As I explained in previous articles, I’m currently working from my home in Cape Town, South Africa.
In addition to installing a solar-powered battery backup system to cope with the county’s power outages, I’m also converting the kitchen to an open plan … replacing the fence between myself and my neighbor … and completing maintenance that’s been delayed for two and a half years thanks to COVID.
When I’m not here, my sister-in-law rents the house. But the rent is nominal … and not just because she’s family.
We could rent the house out at market prices. But we’re compensated for not doing that, since it’s available when we come to visit this beautiful city at the tip of Africa — at least twice a year.
But I’m still a landlord. And being a landlord isn’t easy.
But … my case aside … being a landlord can be incredibly lucrative.
Especially when you don’t have to do any of the hard stuff yourself!

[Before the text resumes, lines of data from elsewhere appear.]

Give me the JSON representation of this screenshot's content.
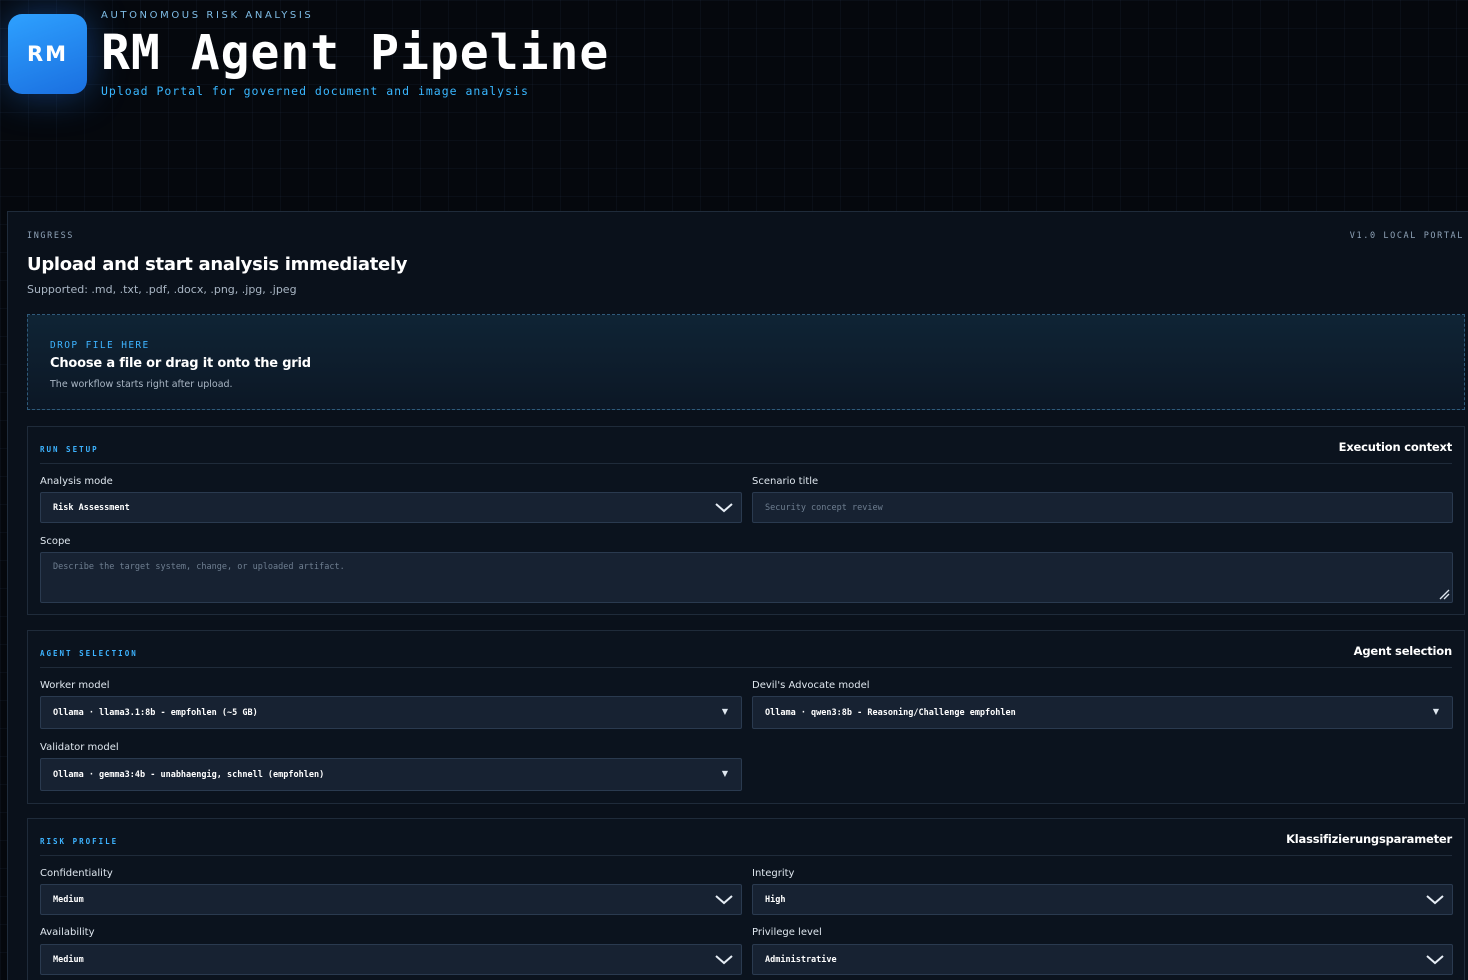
{
  "header": {
    "logo_text": "RM",
    "eyebrow": "AUTONOMOUS RISK ANALYSIS",
    "title": "RM Agent Pipeline",
    "subtitle": "Upload Portal for governed document and image analysis"
  },
  "panel": {
    "label": "INGRESS",
    "version": "V1.0 LOCAL PORTAL",
    "heading": "Upload and start analysis immediately",
    "supported": "Supported: .md, .txt, .pdf, .docx, .png, .jpg, .jpeg"
  },
  "dropzone": {
    "label": "DROP FILE HERE",
    "title": "Choose a file or drag it onto the grid",
    "hint": "The workflow starts right after upload."
  },
  "run_setup": {
    "section_label": "RUN SETUP",
    "section_title": "Execution context",
    "analysis_mode": {
      "label": "Analysis mode",
      "value": "Risk Assessment"
    },
    "scenario_title": {
      "label": "Scenario title",
      "placeholder": "Security concept review",
      "value": ""
    },
    "scope": {
      "label": "Scope",
      "placeholder": "Describe the target system, change, or uploaded artifact.",
      "value": ""
    }
  },
  "agent_selection": {
    "section_label": "AGENT SELECTION",
    "section_title": "Agent selection",
    "worker_model": {
      "label": "Worker model",
      "value": "Ollama · llama3.1:8b - empfohlen (~5 GB)"
    },
    "devils_advocate_model": {
      "label": "Devil's Advocate model",
      "value": "Ollama · qwen3:8b - Reasoning/Challenge empfohlen"
    },
    "validator_model": {
      "label": "Validator model",
      "value": "Ollama · gemma3:4b - unabhaengig, schnell (empfohlen)"
    }
  },
  "risk_profile": {
    "section_label": "RISK PROFILE",
    "section_title": "Klassifizierungsparameter",
    "confidentiality": {
      "label": "Confidentiality",
      "value": "Medium"
    },
    "integrity": {
      "label": "Integrity",
      "value": "High"
    },
    "availability": {
      "label": "Availability",
      "value": "Medium"
    },
    "privilege_level": {
      "label": "Privilege level",
      "value": "Administrative"
    }
  },
  "icons": {
    "select_chevron": "chevron-down-icon",
    "native_select_arrow": "triangle-down-icon",
    "textarea_resize": "resize-grip-icon"
  },
  "colors": {
    "background": "#05080d",
    "accent": "#3db3ff",
    "logo_gradient_start": "#2ea1ff",
    "logo_gradient_end": "#1a6fe0",
    "control_bg": "#172232"
  }
}
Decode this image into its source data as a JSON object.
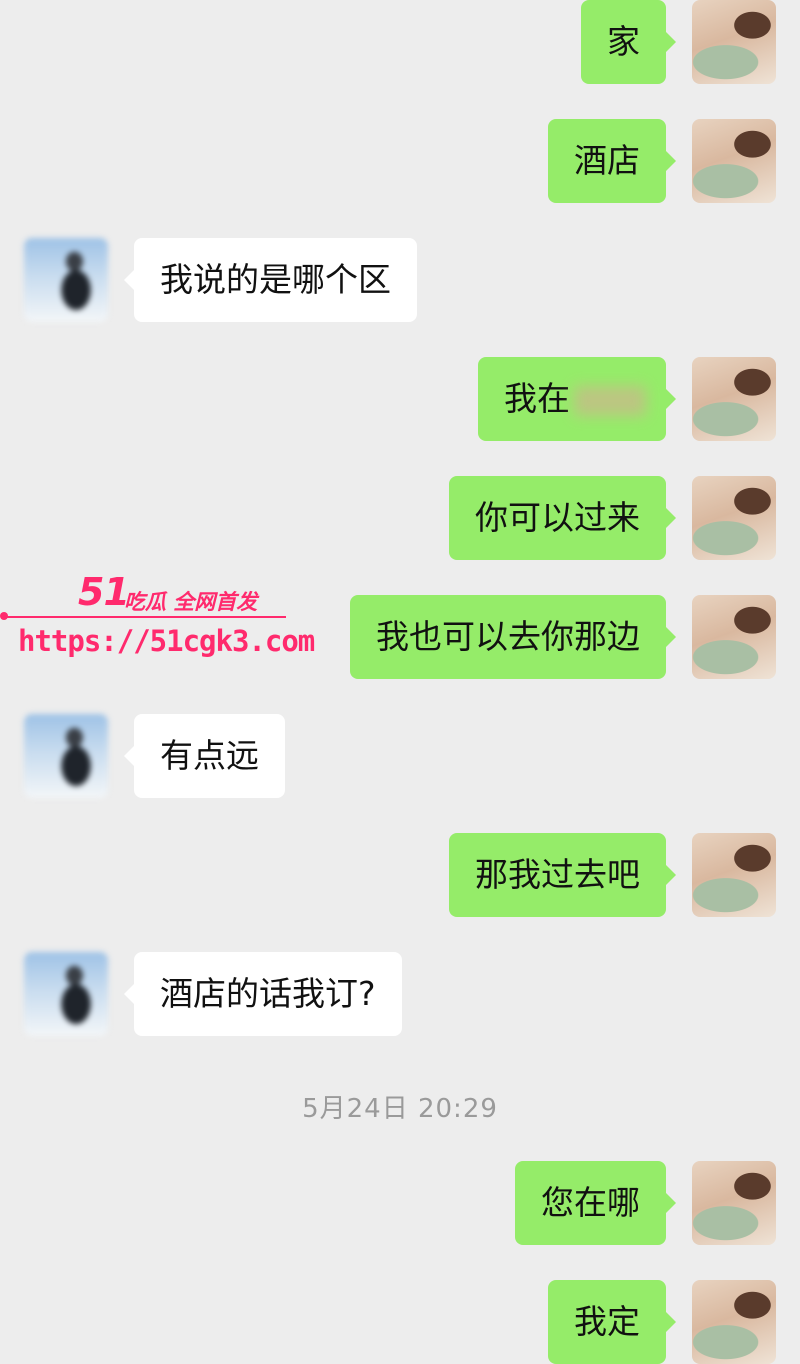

The Rent Is Too Damned High
In 2005, New Yorker Jimmy McMillan was so outraged by the city’s astronomical rents that he formed a political party to fight them.
This year, McMillan might want to take his party national. It could do well in many cities.
From 2015 to 2019, the average annual rent growth across major U.S. markets was 3.5%.
But in 2021, it soared to 17.8% … and in some Florida cities, it was as high as 30% or more.
The source of rent inflation isn’t a mystery.
For generations, voters in American cities worried about their property values have limited the growth of affordable housing.
America’s single largest generation, millennials, came of age in the decade after the Great Financial Crisis. Their incomes were limited compared to previous generations at that age. To make matters worse, the collapse of the secondary mortgage market made builders reluctant to launch new multifamily projects.
Then COVID arrived. Millions of U.S. households fled dense cities, seeking homes in smaller locales … precisely the places where NIMBYism had limited the development of rental housing.
That’s a recipe for a perfect storm of supply and demand.
In 2010, 36 million households rented in the U.S. By the end of the third quarter of 2021, it was 44 million.
That’s a 31% growth in renters in a little over two decades … 50% faster than the 20% U.S. population growth over the same period.
Lemonade From Lemons
Look, I’m not thrilled by this situation. I really feel for younger Americans who want to own a home but are forced to rent.
But facts are facts, and so are opportunities.
It’s going to take years to rebalance supply and demand in the U.S. housing market. That’s why now is the perfect time to invest in rental property.
But I don’t want you to buy a house to rent to someone. I don’t want you to take out a mortgage or buy a set of overalls and a toolbox to maintain a rental unit or two.
In fact, I don’t want you to own any property at all … at least not directly.
There’s a simpler, cheaper, more profitable way: real estate investment trusts (REITs).
REITs are a special form of corporation, authorized by Congress back in the 1950s. They trade just like stocks. Several REITs specialize in rental housing.
REITs allow you to earn rental income streams without having to own and manage the real estate yourself. Someone else does all the hard work — and you collect the profits.
Thanks to their unique tax treatment, REITs have significantly higher yields than most companies. The average yield of the REITs in The Bauman Letter model portfolio is 5.8%. The current dividend yield of the S&P 500 is only 1.3%.
On top of that, 20% of most REIT dividend income is tax-free!
Somebody’s Gonna Make Money From a Renter Nation … It Might as Well Be You
As a landlord, I’m unique.
I make enough rental income to cover recurrent expenses and a bit more. But I also have access to a gorgeous oceanside property in one of the world’s most spectacular cities.
Unfortunately, most landlords and tenants don’t have access to a deal like that.
But if you’d like to boost your long-term income through a rental property in the tight U.S. market, you’ve come to the right place.
For this month’s Bauman Letter, I found a REIT that specializes in quality apartments that appeal to better-off millennials. Its portfolio includes many cities where rental rates have skyrocketed over the last year.
If that sounds interesting to you, click here to see how you can get on the right side of America’s “Renter Nation!”